On September 11th, I am remembering my visits to the 9/11 memorial in New York City.
Earlier this year, I listened to this interesting podcast episode by Malcolm Gladwell discussing both the 9/11 memorial as well as memorials for the homeless. If that sounds intriguing to you, click here.
The 9/11 Memorial and Museum has a lot of elements that very much reveal the character, spirit, and approach of the American people to tragedy, patriotism, and the value of human life.
Here are some snaps from my visits:
Today I came across this striking passage in Edmund Burke’s Reflections on the Revolution in France:

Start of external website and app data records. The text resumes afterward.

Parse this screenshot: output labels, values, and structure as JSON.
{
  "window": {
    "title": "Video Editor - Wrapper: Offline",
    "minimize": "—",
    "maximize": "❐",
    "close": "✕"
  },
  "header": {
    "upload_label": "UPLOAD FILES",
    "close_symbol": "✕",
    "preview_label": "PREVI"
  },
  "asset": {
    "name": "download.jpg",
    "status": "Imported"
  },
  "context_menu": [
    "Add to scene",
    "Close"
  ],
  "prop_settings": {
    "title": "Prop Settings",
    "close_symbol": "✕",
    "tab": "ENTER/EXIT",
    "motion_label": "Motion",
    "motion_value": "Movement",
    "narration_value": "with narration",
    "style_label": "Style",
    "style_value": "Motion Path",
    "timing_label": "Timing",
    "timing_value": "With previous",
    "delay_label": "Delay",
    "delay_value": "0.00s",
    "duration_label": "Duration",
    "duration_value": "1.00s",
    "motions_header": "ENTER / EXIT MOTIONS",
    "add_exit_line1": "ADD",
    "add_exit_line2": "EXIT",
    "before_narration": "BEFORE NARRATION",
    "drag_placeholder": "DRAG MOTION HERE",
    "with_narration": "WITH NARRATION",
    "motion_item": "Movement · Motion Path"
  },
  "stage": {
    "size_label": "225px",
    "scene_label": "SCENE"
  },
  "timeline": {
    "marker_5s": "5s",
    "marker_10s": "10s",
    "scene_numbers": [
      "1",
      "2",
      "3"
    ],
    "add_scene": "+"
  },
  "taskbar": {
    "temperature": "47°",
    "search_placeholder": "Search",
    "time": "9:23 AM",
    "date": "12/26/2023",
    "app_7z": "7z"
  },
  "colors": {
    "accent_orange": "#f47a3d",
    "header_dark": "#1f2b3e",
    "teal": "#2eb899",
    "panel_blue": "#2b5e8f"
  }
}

To avoid therefore the evils of inconstancy and versatility, ten thousand times worse than those of obstinacy and the blindest prejudice, we have consecrated the state, that no man should approach to look into its defects or corruptions but with due caution; that he should never dream of beginning its reformation by its subversion; that he should approach to the faults of the state as to the wounds of a father, with pious awe and trembling solicitude. By this wise prejudice we are taught to look with horror on those children of their country, who are prompt rashly to hack that aged parent in pieces, and put him into the kettle of magicians, in hopes that by their poisonous weeds, and wild incantations, they may regenerate the paternal constitution, and renovate their father’s life.
There is a relationship between filial piety and patriotism. The reverence we have for the traditions of our political communities is analogous to the reverence we have for our parents. Are we able to receive from our parents and from our tradition?
To what extent is our political culture reflective of “hack[ing] that aged parent”?
What difference could restoring filial piety have on renewing authentic patriotism?
Recently, in a discussion about the military, a friend of mine recalled receiving a letter when he was 18 asking him whether he would like to join the military in Belgium. This Canadian friend of mine had a Belgian grandfather, but had never visited the country. “After I received the letter from Belgium, it did make me wonder why I never received such a letter from Canada,” he reflected.
The military is not on most Canadians’ minds, particularly because Canada has one of the lowest rates of per capita military involvement in the world. According to this Macleans article, “[looking at] military personnel per capita […] leaves Canada the fourth-lowest number, with 0.0018 per person. In this instance, Canada is only beaten by India, Brazil, and China, whose large armed forces are eclipsed by their giant populations.”
Canadians are blessed to live in such a peaceful country with the best neighbour on whom we can rely for cooperation on our security interests. However, the meagre percentage of our population that serves in the military bespeaks a weakness in our cultivation of civic responsibility and even of the value of a noble patriotism.